On March 25, 1942, Erna and Dina were among the nearly 1,000 teenage girls and unmarried young women deported on the first official transport of Jews to Auschwitz.

Linda Reich (prisoner #1173 from first transport) shown at center of photo from The Auschwitz Album. Female prisoners in the Aufräumungskommando (order commandos) sort the confiscated property of a transport of Jews from Subcarpathian Rus at a warehouse in Auschwitz-Birkenau, May 1944. (United States Holocaust Memorial Museum, courtesy of Yad Vashem/ Public Domain)

Told by Slovakian authorities that they would be going away to do government work service for just a few months, the Jewish girls and women were actually sold to the Germans by the the Slovaks for 500 Reich Marks (about $200) apiece as slave labor.

The women of the first transport had an advantage over the Jews who arrived later, many of whom were immediately sent to the gas chambers — including many of the girls’ own family members.

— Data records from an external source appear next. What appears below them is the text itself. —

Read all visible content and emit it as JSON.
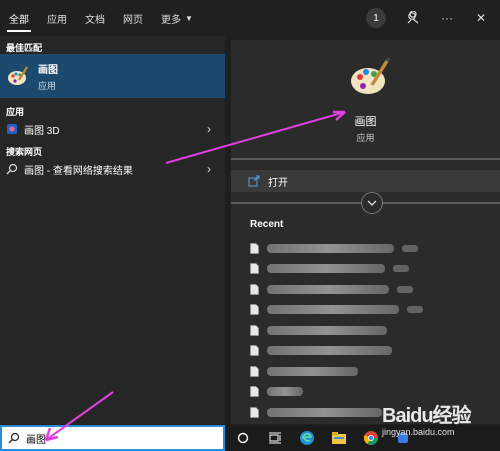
{
  "tabs": [
    {
      "label": "全部",
      "active": true
    },
    {
      "label": "应用",
      "active": false
    },
    {
      "label": "文档",
      "active": false
    },
    {
      "label": "网页",
      "active": false
    },
    {
      "label": "更多",
      "active": false
    }
  ],
  "top_right": {
    "badge": "1",
    "more": "···",
    "close": "✕"
  },
  "left": {
    "best_match_header": "最佳匹配",
    "best_match": {
      "title": "画图",
      "subtitle": "应用"
    },
    "apps_header": "应用",
    "apps": [
      {
        "label": "画图 3D"
      }
    ],
    "web_header": "搜索网页",
    "web": [
      {
        "label": "画图 - 查看网络搜索结果"
      }
    ]
  },
  "right": {
    "app_title": "画图",
    "app_subtitle": "应用",
    "open_label": "打开",
    "recent_header": "Recent",
    "recent_items": [
      {
        "width": 0.53,
        "extra": true
      },
      {
        "width": 0.49,
        "extra": true
      },
      {
        "width": 0.51,
        "extra": true
      },
      {
        "width": 0.55,
        "extra": true
      },
      {
        "width": 0.5,
        "extra": false
      },
      {
        "width": 0.52,
        "extra": false
      },
      {
        "width": 0.38,
        "extra": false
      },
      {
        "width": 0.15,
        "extra": false
      },
      {
        "width": 0.48,
        "extra": false
      },
      {
        "width": 0.46,
        "extra": false
      }
    ]
  },
  "search": {
    "value": "画图"
  },
  "watermark": {
    "brand": "Baidu经验",
    "url": "jingyan.baidu.com"
  },
  "colors": {
    "accent": "#1c4a6e",
    "search_border": "#2a8bd6",
    "annotation": "#e040e0"
  }
}
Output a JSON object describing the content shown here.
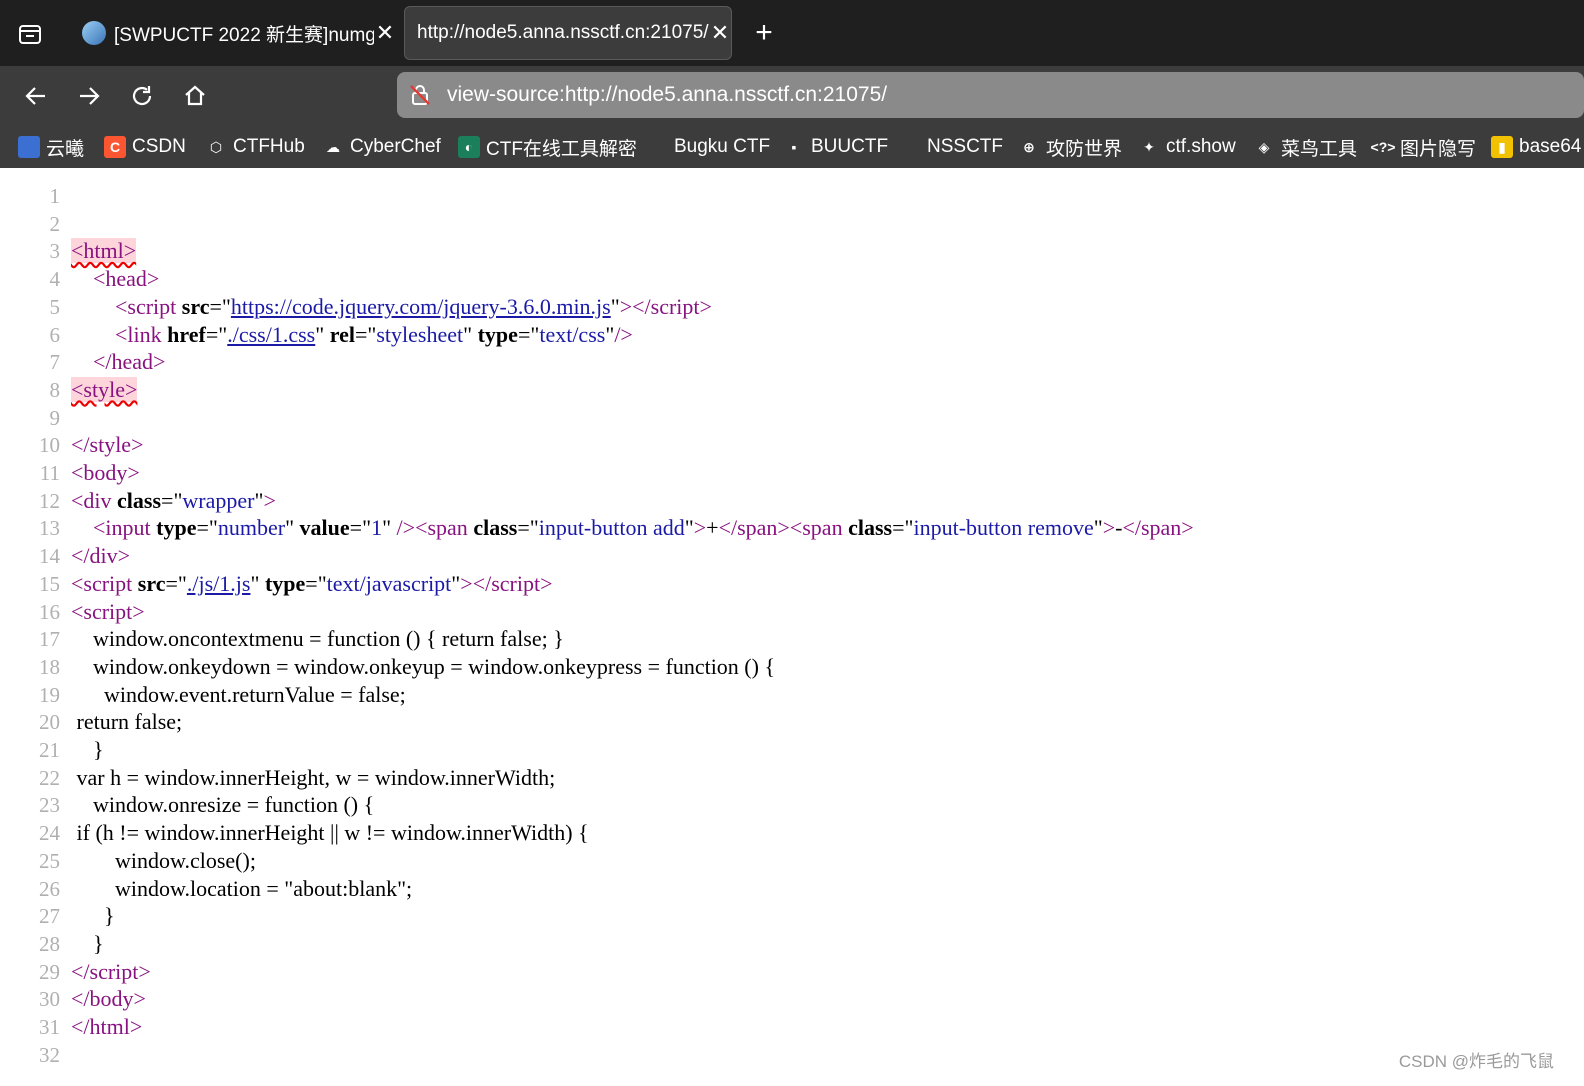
{
  "tabs": [
    {
      "title": "[SWPUCTF 2022 新生赛]numgame"
    },
    {
      "title": "http://node5.anna.nssctf.cn:21075/"
    }
  ],
  "address_bar": {
    "url": "view-source:http://node5.anna.nssctf.cn:21075/"
  },
  "bookmarks": [
    {
      "label": "云曦",
      "icon": "yunxi-icon",
      "color": "#3b6fd1"
    },
    {
      "label": "CSDN",
      "icon": "csdn-icon",
      "color": "#fc5531",
      "glyph": "C"
    },
    {
      "label": "CTFHub",
      "icon": "ctfhub-icon",
      "color": "#3c3c3c",
      "glyph": "⬡"
    },
    {
      "label": "CyberChef",
      "icon": "cyberchef-icon",
      "color": "#3c3c3c",
      "glyph": "☁"
    },
    {
      "label": "CTF在线工具解密",
      "icon": "ctf-tools-icon",
      "color": "#1a7f5a",
      "glyph": "◐"
    },
    {
      "label": "Bugku CTF",
      "icon": "bugku-icon",
      "color": "#3c3c3c",
      "glyph": ""
    },
    {
      "label": "BUUCTF",
      "icon": "buuctf-icon",
      "color": "#3c3c3c",
      "glyph": "▪"
    },
    {
      "label": "NSSCTF",
      "icon": "nssctf-icon",
      "color": "#3c3c3c",
      "glyph": ""
    },
    {
      "label": "攻防世界",
      "icon": "globe-icon",
      "color": "#3c3c3c",
      "glyph": "⊕"
    },
    {
      "label": "ctf.show",
      "icon": "ctfshow-icon",
      "color": "#3c3c3c",
      "glyph": "✦"
    },
    {
      "label": "菜鸟工具",
      "icon": "runoob-icon",
      "color": "#3c3c3c",
      "glyph": "◈"
    },
    {
      "label": "图片隐写",
      "icon": "code-icon",
      "color": "#3c3c3c",
      "glyph": "<?>"
    },
    {
      "label": "base64",
      "icon": "base64-icon",
      "color": "#f2c200",
      "glyph": "▮"
    }
  ],
  "source_lines": [
    {
      "n": "1",
      "html": ""
    },
    {
      "n": "2",
      "html": ""
    },
    {
      "n": "3",
      "html": "<span class='tag err'>&lt;html&gt;</span>"
    },
    {
      "n": "4",
      "html": "    <span class='tag'>&lt;head&gt;</span>"
    },
    {
      "n": "5",
      "html": "        <span class='tag'>&lt;script</span> <span class='an'>src</span>=\"<a class='lk'>https://code.jquery.com/jquery-3.6.0.min.js</a>\"<span class='tag'>&gt;&lt;/script&gt;</span>"
    },
    {
      "n": "6",
      "html": "        <span class='tag'>&lt;link</span> <span class='an'>href</span>=\"<a class='lk'>./css/1.css</a>\" <span class='an'>rel</span>=\"<span class='av'>stylesheet</span>\" <span class='an'>type</span>=\"<span class='av'>text/css</span>\"<span class='tag'>/&gt;</span>"
    },
    {
      "n": "7",
      "html": "    <span class='tag'>&lt;/head&gt;</span>"
    },
    {
      "n": "8",
      "html": "<span class='tag err'>&lt;style&gt;</span>"
    },
    {
      "n": "9",
      "html": ""
    },
    {
      "n": "10",
      "html": "<span class='tag'>&lt;/style&gt;</span>"
    },
    {
      "n": "11",
      "html": "<span class='tag'>&lt;body&gt;</span>"
    },
    {
      "n": "12",
      "html": "<span class='tag'>&lt;div</span> <span class='an'>class</span>=\"<span class='av'>wrapper</span>\"<span class='tag'>&gt;</span>"
    },
    {
      "n": "13",
      "html": "    <span class='tag'>&lt;input</span> <span class='an'>type</span>=\"<span class='av'>number</span>\" <span class='an'>value</span>=\"<span class='av'>1</span>\" <span class='tag'>/&gt;&lt;span</span> <span class='an'>class</span>=\"<span class='av'>input-button add</span>\"<span class='tag'>&gt;</span>+<span class='tag'>&lt;/span&gt;&lt;span</span> <span class='an'>class</span>=\"<span class='av'>input-button remove</span>\"<span class='tag'>&gt;</span>-<span class='tag'>&lt;/span&gt;</span>"
    },
    {
      "n": "14",
      "html": "<span class='tag'>&lt;/div&gt;</span>"
    },
    {
      "n": "15",
      "html": "<span class='tag'>&lt;script</span> <span class='an'>src</span>=\"<a class='lk'>./js/1.js</a>\" <span class='an'>type</span>=\"<span class='av'>text/javascript</span>\"<span class='tag'>&gt;&lt;/script&gt;</span>"
    },
    {
      "n": "16",
      "html": "<span class='tag'>&lt;script&gt;</span>"
    },
    {
      "n": "17",
      "html": "    window.oncontextmenu = function () { return false; }"
    },
    {
      "n": "18",
      "html": "    window.onkeydown = window.onkeyup = window.onkeypress = function () {"
    },
    {
      "n": "19",
      "html": "      window.event.returnValue = false;"
    },
    {
      "n": "20",
      "html": " return false;"
    },
    {
      "n": "21",
      "html": "    }"
    },
    {
      "n": "22",
      "html": " var h = window.innerHeight, w = window.innerWidth;"
    },
    {
      "n": "23",
      "html": "    window.onresize = function () {"
    },
    {
      "n": "24",
      "html": " if (h != window.innerHeight || w != window.innerWidth) {"
    },
    {
      "n": "25",
      "html": "        window.close();"
    },
    {
      "n": "26",
      "html": "        window.location = \"about:blank\";"
    },
    {
      "n": "27",
      "html": "      }"
    },
    {
      "n": "28",
      "html": "    }"
    },
    {
      "n": "29",
      "html": "<span class='tag'>&lt;/script&gt;</span>"
    },
    {
      "n": "30",
      "html": "<span class='tag'>&lt;/body&gt;</span>"
    },
    {
      "n": "31",
      "html": "<span class='tag'>&lt;/html&gt;</span>"
    },
    {
      "n": "32",
      "html": ""
    }
  ],
  "watermark": "CSDN @炸毛的飞鼠"
}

Those of the women who managed to survive the initial shock of adjusting to the nightmarish conditions learned how to keep themselves and their friends and relatives alive.

Read the full story on The Times of Israel